Face it, people don’t care how long you have struggled, how much money you have invested or how many years of your life it took to bring your service or product to fruition. Don’t waste valuable attention time by trying to sell someone on these things. Ask yourself one thing and one thing only. From the customer’s point of view – “What is in it for ME?“.
According to the Quarterly Census of Employment & Wages at the beginning of 2011, in Missouri (where I live) small businesses that have less than 50 employees, makes up 94% of all businesses in the state. I suspect that those numbers are similar throughout the nation although I have not verified that. In any case, both state and federal governments agree that small businesses are the driving force of our economy. Contrary to popular opinion, I predict that this number will actually increase in the coming years despite the ongoing recession.

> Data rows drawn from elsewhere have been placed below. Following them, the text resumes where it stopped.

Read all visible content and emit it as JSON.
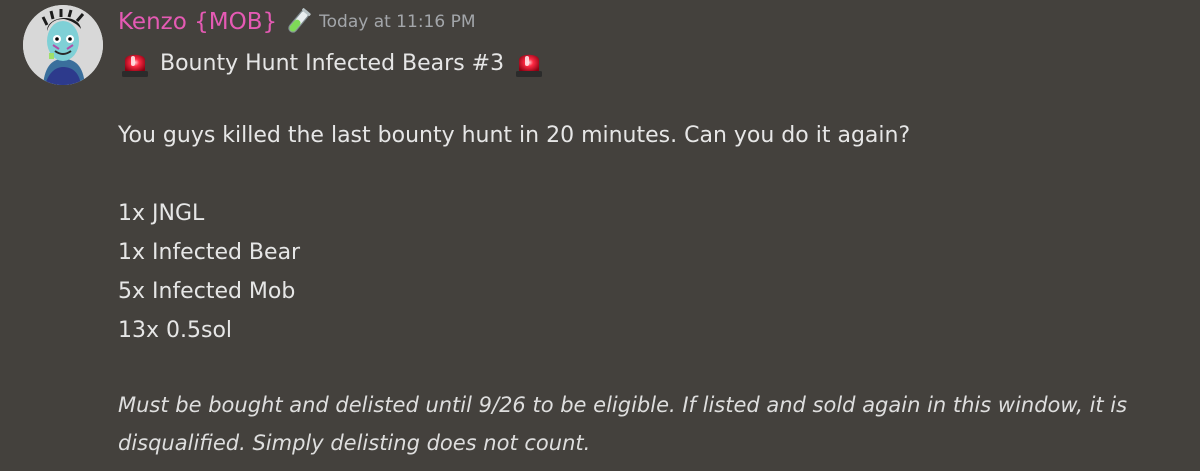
{
  "message": {
    "author": "Kenzo {MOB}",
    "author_color": "#e55ab4",
    "role_icon": "test-tube-icon",
    "timestamp": "Today at 11:16 PM",
    "title_icon": "police-siren-icon",
    "title": "Bounty Hunt Infected Bears #3",
    "intro": "You guys killed the last bounty hunt in 20 minutes. Can you do it again?",
    "items": [
      "1x JNGL",
      "1x Infected Bear",
      "5x Infected Mob",
      "13x 0.5sol"
    ],
    "note": "Must be bought and delisted until 9/26 to be eligible. If listed and sold again in this window, it is disqualified. Simply delisting does not count."
  },
  "colors": {
    "background": "#44413d",
    "text": "#e6e6e6",
    "timestamp": "#a3a6aa"
  }
}
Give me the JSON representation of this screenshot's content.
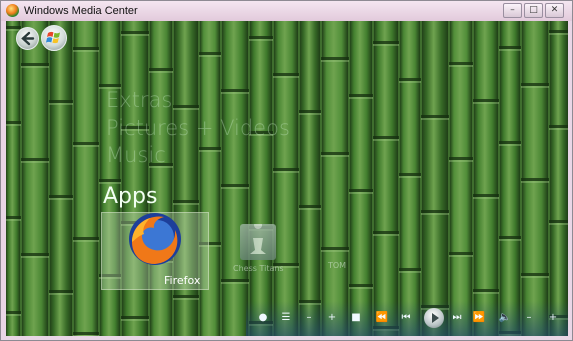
{
  "window": {
    "title": "Windows Media Center",
    "buttons": {
      "minimize": "–",
      "restore": "□",
      "close": "✕"
    }
  },
  "menu": {
    "extras": "Extras",
    "pictures": "Pictures + Videos",
    "music": "Music",
    "apps": "Apps"
  },
  "apps": {
    "items": [
      {
        "label": "Firefox",
        "icon": "firefox-icon"
      },
      {
        "label": "Chess Titans",
        "icon": "chess-icon"
      },
      {
        "label": "TOM",
        "icon": "tom-icon"
      }
    ]
  },
  "transport": {
    "record": "●",
    "guide": "☰",
    "ch_down": "–",
    "ch_up": "+",
    "stop": "■",
    "rewind": "⏪",
    "prev": "⏮",
    "next": "⏭",
    "ffwd": "⏩",
    "mute": "🔈",
    "vol_down": "–",
    "vol_up": "+"
  },
  "colors": {
    "bamboo": "#3f6e2e",
    "titlebar": "#e9d6e6",
    "text_active": "#f2fff2",
    "text_faded": "#c8ebc8"
  }
}
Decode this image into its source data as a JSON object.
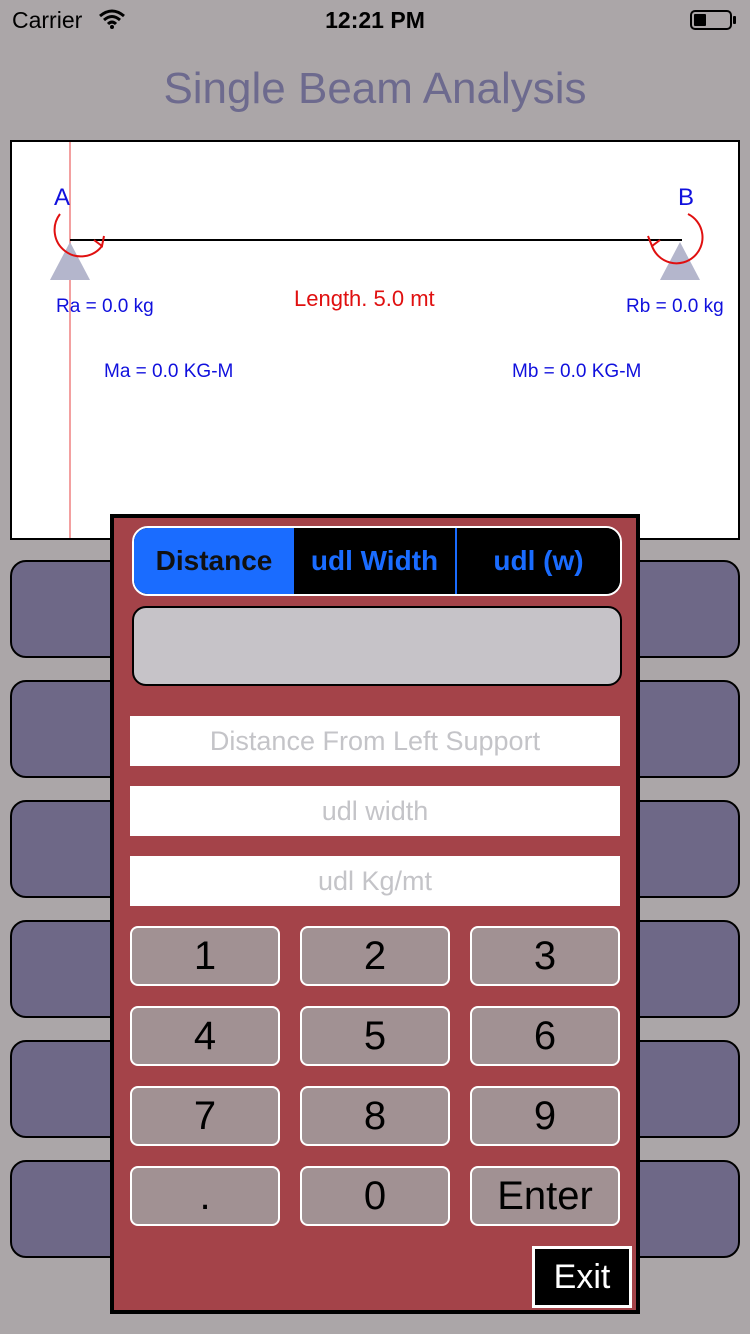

Everywhere I look people are beginning to wake up and realize that they have sold their souls for a dollar. They have given up their freedom for what they mistakenly believe is a “secure paycheck”. In reality people have lost their independence, their identity and I even their security.
Yes, the odds are against the success of a startup business. But the odds can greatly be altered in favor of the entrepreneur who is prepared with the right knowledge and actions. The basics of starting and running a successful small business really is simple. Simple, however, does not mean easy. From what I have read, performing an emergency Tracheotomy on someone using a pocket knife and the barrel of an ink pen sounds pretty simple. But how many of us could actually slit someone’s throat, stick our fingers into the blood and flesh and attach a pen barrel to their wind pipe?